Investigators from the Institute of Neuroscience, Kunming Medical University, China, conducted a systematic review and meta-analysis in order to identify and quantify risk of stroke in cohorts of patients with arthritis.
To do this, they used both Chinese and English databases—such as MEDLINE, EMBASE, Cochrane Library, China National Knowledge Infrastructure (CNKI), Weipu, etc. — to search for relevant studies through April 30, 2020.
“Over the past few decades, many epidemiological studies have evaluated the association between arthritis and stroke risk; however, the results have been inconsistent,” the investigators noted.
Arthritis and Stroke
Following their screening process, the investigators included a total of 32 articles, all of which were cohort studies that clearly defined various kinds of arthritis (rheumatoid, psoriatic, etc.) as the exposure and stroke as the outcome.
Across all 32 articles included, 52 independent cohort studies, some of which were sub-cohort analyses, were evaluated.
All studies reported the relative risk and its corresponding 95% confidence interval—or made such data available for calculations.
According to the final meta-analysis, 31 of the 52 studies reported an increased risk of stroke in patients with arthritis.
“The combined results showed that the stroke risk in arthritis was significantly increased in studies adjusting for age and sex only (Relative risk [RR], 1.36; 95% CI, 1.27–1.46) and for at least one traditional risk factor (RR = 1.40; 95% CI, 1.28–1.54),” they wrote.
The subcohort analyses revealed that, following adjustment of age and sex, stroke risk was significantly high in rheumatoid arthritis (RR, 1.38; 95% CI, 1.29-1.48), ankylosing spondylitis (RR, 1.49; 95% CI, 1.25-1.77), psoriatic arthritis (RR, 1.33; 95% CI, 1.22-1.45), and gout (RR, 1.40; 95% CI, 1.13-.173).
However, this was not the case for osteoarthritis (RR, 1.03; 95% CI, 0.91-1.16).

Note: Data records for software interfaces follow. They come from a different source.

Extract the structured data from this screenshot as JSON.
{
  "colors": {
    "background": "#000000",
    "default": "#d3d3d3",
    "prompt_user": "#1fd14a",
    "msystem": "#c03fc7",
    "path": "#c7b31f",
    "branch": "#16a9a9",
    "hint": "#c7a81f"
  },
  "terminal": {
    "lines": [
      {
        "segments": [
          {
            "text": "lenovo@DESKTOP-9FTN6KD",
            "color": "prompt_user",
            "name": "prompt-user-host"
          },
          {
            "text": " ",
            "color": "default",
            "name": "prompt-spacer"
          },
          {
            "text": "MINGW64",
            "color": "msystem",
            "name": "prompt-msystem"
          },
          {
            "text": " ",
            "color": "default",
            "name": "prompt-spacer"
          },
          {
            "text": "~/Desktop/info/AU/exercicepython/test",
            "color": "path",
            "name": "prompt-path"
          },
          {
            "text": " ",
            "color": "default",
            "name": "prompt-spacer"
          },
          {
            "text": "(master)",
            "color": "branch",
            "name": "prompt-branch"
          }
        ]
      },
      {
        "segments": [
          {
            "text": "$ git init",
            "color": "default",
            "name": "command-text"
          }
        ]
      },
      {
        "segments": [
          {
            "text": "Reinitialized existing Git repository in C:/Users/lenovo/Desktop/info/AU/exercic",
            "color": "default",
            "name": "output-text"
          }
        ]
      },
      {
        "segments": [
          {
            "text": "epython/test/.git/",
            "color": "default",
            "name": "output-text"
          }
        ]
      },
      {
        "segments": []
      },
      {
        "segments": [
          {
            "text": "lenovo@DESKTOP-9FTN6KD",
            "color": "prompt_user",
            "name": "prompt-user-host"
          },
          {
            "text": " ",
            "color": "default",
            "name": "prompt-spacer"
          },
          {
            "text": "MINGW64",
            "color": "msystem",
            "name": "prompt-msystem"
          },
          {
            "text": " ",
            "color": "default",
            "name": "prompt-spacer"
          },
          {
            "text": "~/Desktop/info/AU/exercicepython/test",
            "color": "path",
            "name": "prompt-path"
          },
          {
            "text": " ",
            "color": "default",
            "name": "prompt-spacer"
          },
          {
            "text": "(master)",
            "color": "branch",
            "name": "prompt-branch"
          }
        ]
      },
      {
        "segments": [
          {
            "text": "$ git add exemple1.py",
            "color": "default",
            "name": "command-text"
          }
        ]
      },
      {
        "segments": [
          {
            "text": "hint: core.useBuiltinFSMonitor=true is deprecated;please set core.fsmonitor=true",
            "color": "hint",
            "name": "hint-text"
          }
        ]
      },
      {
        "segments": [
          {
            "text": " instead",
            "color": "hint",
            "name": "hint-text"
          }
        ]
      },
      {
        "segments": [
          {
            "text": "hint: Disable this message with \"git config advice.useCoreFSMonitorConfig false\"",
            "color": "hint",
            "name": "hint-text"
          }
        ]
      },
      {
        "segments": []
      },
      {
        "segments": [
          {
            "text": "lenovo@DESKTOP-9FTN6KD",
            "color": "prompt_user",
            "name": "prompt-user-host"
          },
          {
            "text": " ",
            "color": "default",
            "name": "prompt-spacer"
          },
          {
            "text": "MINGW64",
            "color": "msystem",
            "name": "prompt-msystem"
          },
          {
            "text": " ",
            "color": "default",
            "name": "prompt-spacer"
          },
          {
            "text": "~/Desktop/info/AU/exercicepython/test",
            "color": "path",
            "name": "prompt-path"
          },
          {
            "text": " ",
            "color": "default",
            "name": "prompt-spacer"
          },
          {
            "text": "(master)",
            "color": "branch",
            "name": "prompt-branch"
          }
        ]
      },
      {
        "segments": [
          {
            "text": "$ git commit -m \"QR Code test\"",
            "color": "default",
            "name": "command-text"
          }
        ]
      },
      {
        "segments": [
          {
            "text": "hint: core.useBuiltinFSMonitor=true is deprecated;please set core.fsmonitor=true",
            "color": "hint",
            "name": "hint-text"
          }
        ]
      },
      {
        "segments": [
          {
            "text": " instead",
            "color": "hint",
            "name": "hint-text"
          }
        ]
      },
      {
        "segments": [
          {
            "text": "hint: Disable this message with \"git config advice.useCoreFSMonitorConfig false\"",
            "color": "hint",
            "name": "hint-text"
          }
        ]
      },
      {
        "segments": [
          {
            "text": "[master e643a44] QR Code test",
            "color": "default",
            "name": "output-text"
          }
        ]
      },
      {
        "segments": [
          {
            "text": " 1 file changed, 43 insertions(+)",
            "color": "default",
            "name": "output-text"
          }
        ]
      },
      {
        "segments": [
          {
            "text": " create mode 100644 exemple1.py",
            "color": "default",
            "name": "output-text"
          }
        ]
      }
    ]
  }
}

As for stroke type, the investigators reported that risk was increased for both ischemic (RR, 1.53; 95% CI, 1.32-1.78) and hemorrhagic (RR, 1.45; 95% CI, 1.15-1.84).
Stroke risk was notably similar between sex, higher among those <45 years of age (RR, 1.46; 95% CI, 1.17-1.82), and lower for those ≥65 years (RR, 1.17; 95% CI, 1.08-1.26).
Risk was similar in Asia and Europe but slightly higher in North America (RR, 1.28; 95% CI, 1.06-1.55).
“Our review suggested that individuals with arthritis had a 36% higher risk of developing stroke than the general population,” the investigators concluded. They hypothesized that arthritis might be an independent risk for stroke considering younger populations generally exhibit fewer traditional risk factors — although, simple causality cannot be inferred.
The team acknowledged the high degree of heterogeneity among the studies, and they thus used a random-effects model to explain variability across them.
Many of the studies lacked information on stroke subtypes, did not perform age stratification, or did not adjust for traditional risk factors. As such, the investigators noted, future large-scale cohort studies should account for these gaps.
These findings also suggested a need to continue research aimed at identifying improved treatments for different types of arthritis.
The study, “Stroke risk in arthritis: A systematic review and meta-analysis of cohort studies,” was published online in Plos One.